Globally, fewer countries are subsidizing gasoline now than they were five or ten years ago because the cost simply became too high and more countries are placing higher taxes on fuel. In the U.S., though unlikely this year, the looming threat of Obama-driven taxes on oil and gas as well as his proposed removal of development incentives for the industry (e.g., IDC deductions) could contribute to substantially higher prices at the pump.
What does this all mean? There are so many factors involved in the global commodities markets that it is difficult to make generalizations. However, taxation is one factor where generalization is simple:
Increased taxation will push up consumer prices and increase demand destruction.
“Taxation” of course means increased direct taxes on energy companies. It also means the removal of tax incentives for domestic development. Further, “taxation” means any legislation that has the effect of increasing costs or inhibiting development, thereby driving up prices (e.g., restrictions on U.S. offshore production, onerous anti-fracing legislation, etc.).

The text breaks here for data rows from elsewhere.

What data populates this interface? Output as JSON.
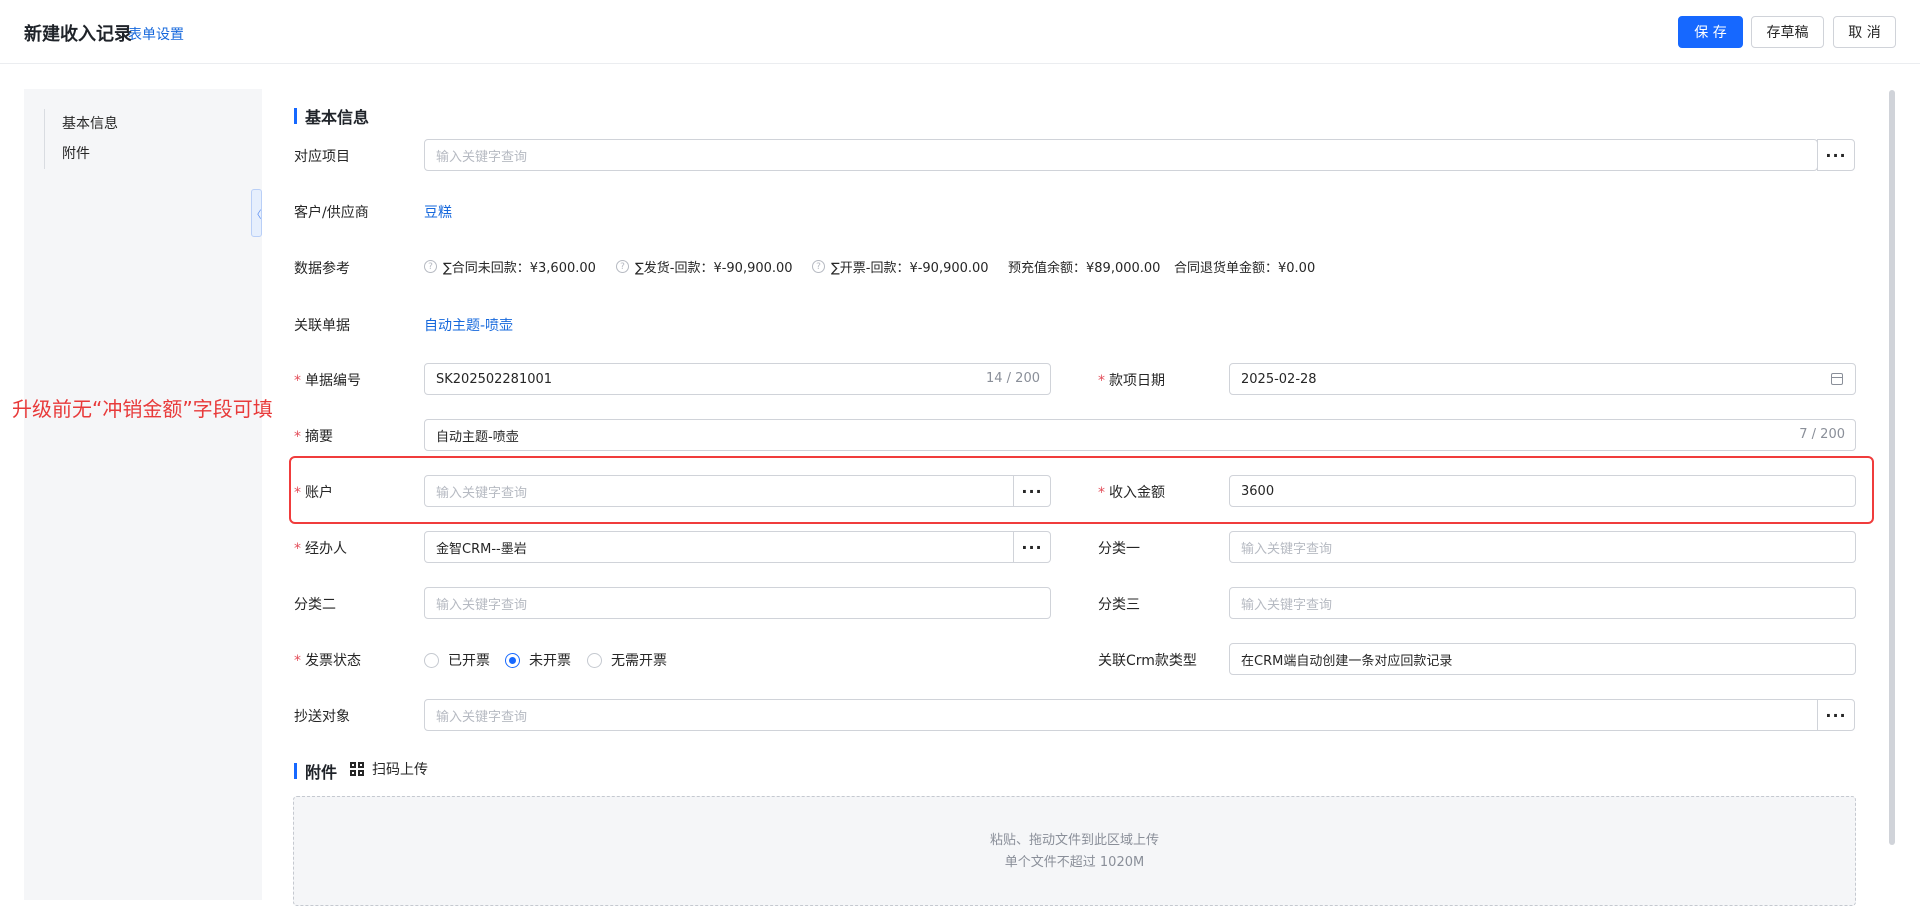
{
  "header": {
    "title": "新建收入记录",
    "form_settings": "表单设置",
    "save": "保 存",
    "draft": "存草稿",
    "cancel": "取 消"
  },
  "sidebar": {
    "items": [
      {
        "label": "基本信息"
      },
      {
        "label": "附件"
      }
    ],
    "collapse_glyph": "〈"
  },
  "annotation": "升级前无“冲销金额”字段可填",
  "basic": {
    "section_title": "基本信息",
    "project": {
      "label": "对应项目",
      "placeholder": "输入关键字查询"
    },
    "customer": {
      "label": "客户/供应商",
      "value": "豆糕"
    },
    "data_ref": {
      "label": "数据参考",
      "items": [
        {
          "text": "∑合同未回款：¥3,600.00",
          "has_help": true
        },
        {
          "text": "∑发货-回款：¥-90,900.00",
          "has_help": true
        },
        {
          "text": "∑开票-回款：¥-90,900.00",
          "has_help": true
        },
        {
          "text": "预充值余额：¥89,000.00",
          "has_help": false
        },
        {
          "text": "合同退货单金额：¥0.00",
          "has_help": false
        }
      ]
    },
    "related": {
      "label": "关联单据",
      "value": "自动主题-喷壶"
    },
    "doc_no": {
      "label": "单据编号",
      "value": "SK202502281001",
      "counter": "14 / 200"
    },
    "pay_date": {
      "label": "款项日期",
      "value": "2025-02-28"
    },
    "summary": {
      "label": "摘要",
      "value": "自动主题-喷壶",
      "counter": "7 / 200"
    },
    "account": {
      "label": "账户",
      "placeholder": "输入关键字查询"
    },
    "income": {
      "label": "收入金额",
      "value": "3600"
    },
    "handler": {
      "label": "经办人",
      "value": "金智CRM--墨岩"
    },
    "cat1": {
      "label": "分类一",
      "placeholder": "输入关键字查询"
    },
    "cat2": {
      "label": "分类二",
      "placeholder": "输入关键字查询"
    },
    "cat3": {
      "label": "分类三",
      "placeholder": "输入关键字查询"
    },
    "invoice": {
      "label": "发票状态",
      "options": [
        "已开票",
        "未开票",
        "无需开票"
      ],
      "selected": "未开票"
    },
    "crm_type": {
      "label": "关联Crm款类型",
      "value": "在CRM端自动创建一条对应回款记录"
    },
    "cc": {
      "label": "抄送对象",
      "placeholder": "输入关键字查询"
    },
    "ellipsis": "···",
    "required_mark": "*"
  },
  "attachments": {
    "section_title": "附件",
    "scan_upload": "扫码上传",
    "drop_line1": "粘贴、拖动文件到此区域上传",
    "drop_line2": "单个文件不超过 1020M"
  },
  "colors": {
    "primary": "#1668ff",
    "link": "#1668dc",
    "required": "#e34d59",
    "annotation": "#e83a3a"
  }
}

From an international perspective, don’t underestimate the fact that the areas with the greatest demand growth also have much higher rates of population growth and rapid urbanization and motorization. This means exponential demand on supply.
So what price is too high?
Today the economy is less sensitive to price increases than it was during the 1970s when spikes in oil prices contributed much of the inflationary pressures on consumers. Nonetheless, the stress on supply from increasing global demand (especially volatile global demand since China, while representing 11% of global production accounts for more than one third of all demand growth since 2005, and Latin America 7% of global production but 15% of demand growth) and the environmental movement (pushing increased taxation and restrictions on production) have the potential like never before to force unusually high prices.
Increased taxation could be the “tipping point” that creates a demand-destructive, high price scenario.
I would like to hear from you.
What are your perspectives on the near term?
What sorts of strategies are you, your clients, vendors and customers using based on their vision of the next few years?
Please leave a comment below.